The twins experienced two world wars. Umeno had to vacate her home towards the end of the Second World War as an air raid shelter was constructed in the mountain behind it, only for the war to end shortly afterwards.
Because the twins were over 300 km apart, they were unable to catch up regularly, and mainly saw each other at weddings and funerals. However, once they were around the age of 70, they travelled together for Buddhist pilgrimages on several occasions.
As Umeno and Koume got older, the twins joked about reaching the age of Kin Narita and Gin Kanie, who were not only the previous record holders for the oldest identical twins living, but also a household name in Japan.
When they celebrated their 99th birthday (a custom in Japan), Umeno looked at the photo of Kin and Gin and said "I think we look younger"!

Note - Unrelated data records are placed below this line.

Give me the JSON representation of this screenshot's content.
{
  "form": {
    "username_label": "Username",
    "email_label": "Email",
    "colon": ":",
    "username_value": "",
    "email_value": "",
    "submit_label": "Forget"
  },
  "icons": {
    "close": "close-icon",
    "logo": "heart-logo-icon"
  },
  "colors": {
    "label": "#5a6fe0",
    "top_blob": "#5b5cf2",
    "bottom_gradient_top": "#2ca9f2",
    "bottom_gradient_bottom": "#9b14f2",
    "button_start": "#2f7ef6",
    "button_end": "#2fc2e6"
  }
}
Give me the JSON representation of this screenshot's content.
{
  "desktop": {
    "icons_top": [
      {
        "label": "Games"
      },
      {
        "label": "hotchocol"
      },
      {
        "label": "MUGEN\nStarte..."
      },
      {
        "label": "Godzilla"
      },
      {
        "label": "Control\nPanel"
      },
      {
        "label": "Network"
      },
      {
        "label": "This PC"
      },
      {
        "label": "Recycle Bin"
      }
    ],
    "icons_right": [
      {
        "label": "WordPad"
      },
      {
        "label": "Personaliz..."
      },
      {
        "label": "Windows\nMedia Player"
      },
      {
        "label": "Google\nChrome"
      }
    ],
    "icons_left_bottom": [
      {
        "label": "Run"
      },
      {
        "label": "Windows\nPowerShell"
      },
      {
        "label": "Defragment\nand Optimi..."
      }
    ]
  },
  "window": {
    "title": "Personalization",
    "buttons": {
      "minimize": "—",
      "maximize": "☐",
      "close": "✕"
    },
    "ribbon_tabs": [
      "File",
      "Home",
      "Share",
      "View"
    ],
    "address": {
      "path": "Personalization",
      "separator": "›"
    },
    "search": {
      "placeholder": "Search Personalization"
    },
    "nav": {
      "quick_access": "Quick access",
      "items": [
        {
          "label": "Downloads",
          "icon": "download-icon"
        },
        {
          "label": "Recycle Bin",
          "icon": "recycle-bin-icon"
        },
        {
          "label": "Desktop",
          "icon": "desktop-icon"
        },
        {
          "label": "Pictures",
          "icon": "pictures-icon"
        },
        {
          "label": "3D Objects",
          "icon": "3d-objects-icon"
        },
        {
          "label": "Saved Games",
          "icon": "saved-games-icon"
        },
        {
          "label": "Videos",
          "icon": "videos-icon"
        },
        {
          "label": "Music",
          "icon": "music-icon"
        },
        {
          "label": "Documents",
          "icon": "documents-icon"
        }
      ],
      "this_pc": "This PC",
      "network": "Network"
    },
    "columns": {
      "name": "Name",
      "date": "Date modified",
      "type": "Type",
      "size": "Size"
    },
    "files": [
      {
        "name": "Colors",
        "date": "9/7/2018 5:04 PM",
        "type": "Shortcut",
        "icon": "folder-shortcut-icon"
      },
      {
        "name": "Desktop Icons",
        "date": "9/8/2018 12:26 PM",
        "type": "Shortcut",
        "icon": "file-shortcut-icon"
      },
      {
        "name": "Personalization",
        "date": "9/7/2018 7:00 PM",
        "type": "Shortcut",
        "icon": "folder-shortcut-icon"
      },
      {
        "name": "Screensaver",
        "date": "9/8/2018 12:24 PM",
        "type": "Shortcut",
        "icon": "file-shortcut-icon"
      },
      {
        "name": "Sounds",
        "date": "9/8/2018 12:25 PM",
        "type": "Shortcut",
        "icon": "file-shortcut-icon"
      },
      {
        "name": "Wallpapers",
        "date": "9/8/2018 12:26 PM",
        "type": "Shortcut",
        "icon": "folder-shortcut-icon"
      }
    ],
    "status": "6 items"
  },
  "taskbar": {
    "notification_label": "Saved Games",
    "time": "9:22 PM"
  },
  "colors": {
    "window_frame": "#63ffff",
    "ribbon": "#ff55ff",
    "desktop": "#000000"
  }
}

Although the twins joked about becoming record holders, their family said they didn't expect them to really break Kin and Gin's record, and were shocked when they did!
Both Umeno and Koume now live in different care homes.
Due to COVID-19, Guinness World Records were unable to visit the twins in person to present them with their official certificates and they were sent to the sisters instead.
According to care home staff, Umeno was in tears as soon as she saw the certificate.
Koume, whose memory is not what it once was, sadly couldn't fully comprehend the significance of receiving the certificate.
However, her family are pleased that Koume's achievement has been officially recognized, given that Koume often talked about Guinness World Records over the years.
Many other supercentenarian records have been achieved in Japan, most noticeably: